Aim of the exercise: Write out every line from the listing below where the string "name" is found.

Records supplied:
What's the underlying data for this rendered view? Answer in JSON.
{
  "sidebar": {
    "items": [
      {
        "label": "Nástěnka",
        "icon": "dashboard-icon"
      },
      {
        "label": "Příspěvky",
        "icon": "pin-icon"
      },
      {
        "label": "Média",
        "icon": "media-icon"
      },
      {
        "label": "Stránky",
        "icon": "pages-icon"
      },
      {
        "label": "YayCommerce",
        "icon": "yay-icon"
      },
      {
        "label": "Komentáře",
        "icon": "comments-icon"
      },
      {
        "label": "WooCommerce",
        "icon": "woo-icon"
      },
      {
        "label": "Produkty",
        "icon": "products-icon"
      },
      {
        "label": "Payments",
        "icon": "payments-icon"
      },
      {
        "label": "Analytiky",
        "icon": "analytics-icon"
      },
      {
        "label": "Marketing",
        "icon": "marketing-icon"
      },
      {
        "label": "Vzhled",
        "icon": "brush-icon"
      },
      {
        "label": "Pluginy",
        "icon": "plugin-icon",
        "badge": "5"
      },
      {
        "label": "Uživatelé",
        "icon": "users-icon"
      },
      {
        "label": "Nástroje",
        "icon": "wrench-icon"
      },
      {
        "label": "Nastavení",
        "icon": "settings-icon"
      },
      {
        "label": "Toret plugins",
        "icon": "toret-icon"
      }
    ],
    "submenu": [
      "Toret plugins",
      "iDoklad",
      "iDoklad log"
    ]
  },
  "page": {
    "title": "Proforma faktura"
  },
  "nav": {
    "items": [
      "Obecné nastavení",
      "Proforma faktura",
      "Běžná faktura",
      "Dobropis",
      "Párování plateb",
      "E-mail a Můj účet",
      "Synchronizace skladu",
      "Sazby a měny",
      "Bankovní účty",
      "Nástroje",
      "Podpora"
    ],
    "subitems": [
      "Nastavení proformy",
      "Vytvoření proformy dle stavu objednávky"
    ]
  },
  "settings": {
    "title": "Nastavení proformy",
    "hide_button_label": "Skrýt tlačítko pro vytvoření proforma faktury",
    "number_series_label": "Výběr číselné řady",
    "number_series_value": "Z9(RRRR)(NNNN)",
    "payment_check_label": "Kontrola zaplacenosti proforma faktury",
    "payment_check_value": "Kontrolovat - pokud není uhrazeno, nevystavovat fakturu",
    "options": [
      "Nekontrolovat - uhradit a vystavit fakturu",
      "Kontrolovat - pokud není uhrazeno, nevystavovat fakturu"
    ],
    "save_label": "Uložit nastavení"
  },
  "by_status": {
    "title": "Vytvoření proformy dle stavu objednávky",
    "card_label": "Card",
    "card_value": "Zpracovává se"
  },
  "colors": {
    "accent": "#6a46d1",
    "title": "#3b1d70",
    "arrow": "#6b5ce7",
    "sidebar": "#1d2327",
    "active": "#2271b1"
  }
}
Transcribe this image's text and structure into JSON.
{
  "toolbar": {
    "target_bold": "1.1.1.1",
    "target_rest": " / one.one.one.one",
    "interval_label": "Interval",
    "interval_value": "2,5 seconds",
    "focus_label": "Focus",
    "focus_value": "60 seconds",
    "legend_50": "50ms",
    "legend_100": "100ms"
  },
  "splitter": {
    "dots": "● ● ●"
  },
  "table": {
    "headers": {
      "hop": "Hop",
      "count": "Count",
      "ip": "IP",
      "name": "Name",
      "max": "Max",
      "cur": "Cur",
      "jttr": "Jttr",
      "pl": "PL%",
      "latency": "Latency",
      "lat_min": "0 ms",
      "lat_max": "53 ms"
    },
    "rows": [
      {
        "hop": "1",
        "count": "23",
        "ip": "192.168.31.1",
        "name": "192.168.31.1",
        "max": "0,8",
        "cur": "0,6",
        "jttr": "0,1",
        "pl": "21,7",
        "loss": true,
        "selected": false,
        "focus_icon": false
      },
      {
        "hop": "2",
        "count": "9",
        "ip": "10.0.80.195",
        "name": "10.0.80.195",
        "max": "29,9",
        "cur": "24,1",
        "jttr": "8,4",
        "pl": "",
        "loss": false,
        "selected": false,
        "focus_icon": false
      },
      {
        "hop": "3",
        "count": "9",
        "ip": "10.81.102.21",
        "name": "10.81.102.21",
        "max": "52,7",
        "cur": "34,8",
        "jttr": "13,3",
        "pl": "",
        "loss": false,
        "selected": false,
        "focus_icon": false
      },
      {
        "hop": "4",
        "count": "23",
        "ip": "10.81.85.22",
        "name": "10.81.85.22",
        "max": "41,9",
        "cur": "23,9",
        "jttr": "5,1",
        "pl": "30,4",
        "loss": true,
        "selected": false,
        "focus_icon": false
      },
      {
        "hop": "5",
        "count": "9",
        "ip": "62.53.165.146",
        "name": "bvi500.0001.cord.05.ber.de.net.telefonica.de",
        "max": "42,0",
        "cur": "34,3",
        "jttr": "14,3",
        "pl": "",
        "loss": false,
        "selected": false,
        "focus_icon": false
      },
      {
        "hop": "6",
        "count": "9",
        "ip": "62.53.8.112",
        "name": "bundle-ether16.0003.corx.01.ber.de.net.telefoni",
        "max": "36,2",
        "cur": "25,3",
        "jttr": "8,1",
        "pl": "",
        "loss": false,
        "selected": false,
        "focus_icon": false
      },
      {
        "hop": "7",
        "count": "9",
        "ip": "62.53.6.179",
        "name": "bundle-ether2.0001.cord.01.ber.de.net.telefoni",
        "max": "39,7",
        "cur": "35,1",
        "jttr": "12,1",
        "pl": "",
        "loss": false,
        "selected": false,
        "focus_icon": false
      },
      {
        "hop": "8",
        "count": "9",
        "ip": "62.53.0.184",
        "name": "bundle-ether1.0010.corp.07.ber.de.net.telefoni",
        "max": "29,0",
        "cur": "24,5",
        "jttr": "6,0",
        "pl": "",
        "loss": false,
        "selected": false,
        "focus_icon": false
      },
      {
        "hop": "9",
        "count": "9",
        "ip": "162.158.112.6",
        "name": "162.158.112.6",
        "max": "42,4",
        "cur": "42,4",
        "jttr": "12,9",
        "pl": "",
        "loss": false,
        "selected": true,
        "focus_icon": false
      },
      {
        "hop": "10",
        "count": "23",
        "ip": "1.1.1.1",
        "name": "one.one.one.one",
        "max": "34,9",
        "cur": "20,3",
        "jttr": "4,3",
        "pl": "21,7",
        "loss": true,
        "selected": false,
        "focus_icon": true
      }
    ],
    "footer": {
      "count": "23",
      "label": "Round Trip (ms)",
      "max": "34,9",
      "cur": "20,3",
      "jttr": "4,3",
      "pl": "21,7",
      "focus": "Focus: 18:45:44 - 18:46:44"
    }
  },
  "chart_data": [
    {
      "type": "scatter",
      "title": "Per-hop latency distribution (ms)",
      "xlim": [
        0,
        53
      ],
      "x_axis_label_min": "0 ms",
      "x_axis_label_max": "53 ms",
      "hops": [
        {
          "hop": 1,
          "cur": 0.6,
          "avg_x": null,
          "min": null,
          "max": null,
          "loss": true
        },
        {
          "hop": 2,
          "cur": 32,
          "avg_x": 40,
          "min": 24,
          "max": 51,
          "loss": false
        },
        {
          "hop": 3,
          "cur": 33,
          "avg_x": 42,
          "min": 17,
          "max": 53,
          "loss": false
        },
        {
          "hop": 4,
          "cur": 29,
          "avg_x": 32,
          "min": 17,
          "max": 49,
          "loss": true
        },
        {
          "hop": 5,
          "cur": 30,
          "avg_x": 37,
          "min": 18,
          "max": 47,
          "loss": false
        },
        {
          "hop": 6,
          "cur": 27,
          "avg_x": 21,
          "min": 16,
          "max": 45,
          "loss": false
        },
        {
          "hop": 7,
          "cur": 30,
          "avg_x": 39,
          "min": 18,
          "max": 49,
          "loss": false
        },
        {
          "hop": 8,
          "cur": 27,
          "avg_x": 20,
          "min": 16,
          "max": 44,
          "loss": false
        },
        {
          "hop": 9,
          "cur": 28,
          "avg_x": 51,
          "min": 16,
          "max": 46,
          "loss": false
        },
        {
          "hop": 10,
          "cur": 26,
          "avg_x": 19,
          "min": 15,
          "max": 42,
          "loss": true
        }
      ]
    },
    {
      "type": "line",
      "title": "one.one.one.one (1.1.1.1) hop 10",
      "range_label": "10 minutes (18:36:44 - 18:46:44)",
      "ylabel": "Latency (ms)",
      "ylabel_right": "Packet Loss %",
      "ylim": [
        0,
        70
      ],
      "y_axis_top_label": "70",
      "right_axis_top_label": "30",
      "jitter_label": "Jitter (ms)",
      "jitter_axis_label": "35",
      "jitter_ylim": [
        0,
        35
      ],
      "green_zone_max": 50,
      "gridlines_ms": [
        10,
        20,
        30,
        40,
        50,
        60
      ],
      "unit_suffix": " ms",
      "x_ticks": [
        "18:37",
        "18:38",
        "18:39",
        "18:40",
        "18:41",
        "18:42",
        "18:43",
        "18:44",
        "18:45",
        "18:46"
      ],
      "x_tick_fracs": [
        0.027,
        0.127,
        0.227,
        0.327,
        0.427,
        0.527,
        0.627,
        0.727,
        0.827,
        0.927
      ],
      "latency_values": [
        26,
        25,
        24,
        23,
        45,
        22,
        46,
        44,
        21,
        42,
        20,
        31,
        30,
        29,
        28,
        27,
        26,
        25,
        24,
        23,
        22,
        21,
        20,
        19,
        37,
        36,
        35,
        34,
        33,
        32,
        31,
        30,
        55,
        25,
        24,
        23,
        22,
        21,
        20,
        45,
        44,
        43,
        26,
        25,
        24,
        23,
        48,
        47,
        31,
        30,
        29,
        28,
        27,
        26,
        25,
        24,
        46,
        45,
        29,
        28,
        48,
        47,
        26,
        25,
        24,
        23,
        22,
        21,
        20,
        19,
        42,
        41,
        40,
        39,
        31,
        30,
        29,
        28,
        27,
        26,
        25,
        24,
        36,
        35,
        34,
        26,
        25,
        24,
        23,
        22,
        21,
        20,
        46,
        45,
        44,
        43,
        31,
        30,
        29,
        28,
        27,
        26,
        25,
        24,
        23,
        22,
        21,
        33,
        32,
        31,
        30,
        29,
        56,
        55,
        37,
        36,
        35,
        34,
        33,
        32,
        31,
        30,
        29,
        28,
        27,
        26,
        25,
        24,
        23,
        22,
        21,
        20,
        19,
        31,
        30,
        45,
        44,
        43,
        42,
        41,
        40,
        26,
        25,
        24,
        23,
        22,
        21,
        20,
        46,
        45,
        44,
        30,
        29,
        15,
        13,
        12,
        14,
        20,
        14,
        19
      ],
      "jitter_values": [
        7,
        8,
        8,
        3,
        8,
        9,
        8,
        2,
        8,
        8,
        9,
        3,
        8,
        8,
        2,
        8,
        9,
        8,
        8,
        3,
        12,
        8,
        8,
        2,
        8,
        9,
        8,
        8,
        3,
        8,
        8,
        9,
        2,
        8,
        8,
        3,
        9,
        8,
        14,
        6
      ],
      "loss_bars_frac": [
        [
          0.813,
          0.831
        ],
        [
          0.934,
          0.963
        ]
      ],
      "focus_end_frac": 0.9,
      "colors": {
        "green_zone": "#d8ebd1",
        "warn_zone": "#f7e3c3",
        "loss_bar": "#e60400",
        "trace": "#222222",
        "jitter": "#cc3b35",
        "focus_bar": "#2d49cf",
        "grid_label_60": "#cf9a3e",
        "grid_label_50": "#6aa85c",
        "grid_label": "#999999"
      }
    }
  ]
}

Output below:
      "name": "Name",
        "name": "192.168.31.1",
        "name": "10.0.80.195",
        "name": "10.81.102.21",
        "name": "10.81.85.22",
        "name": "bvi500.0001.cord.05.ber.de.net.telefonica.de",
        "name": "bundle-ether16.0003.corx.01.ber.de.net.telefoni",
        "name": "bundle-ether2.0001.cord.01.ber.de.net.telefoni",
        "name": "bundle-ether1.0010.corp.07.ber.de.net.telefoni",
        "name": "162.158.112.6",
        "name": "one.one.one.one",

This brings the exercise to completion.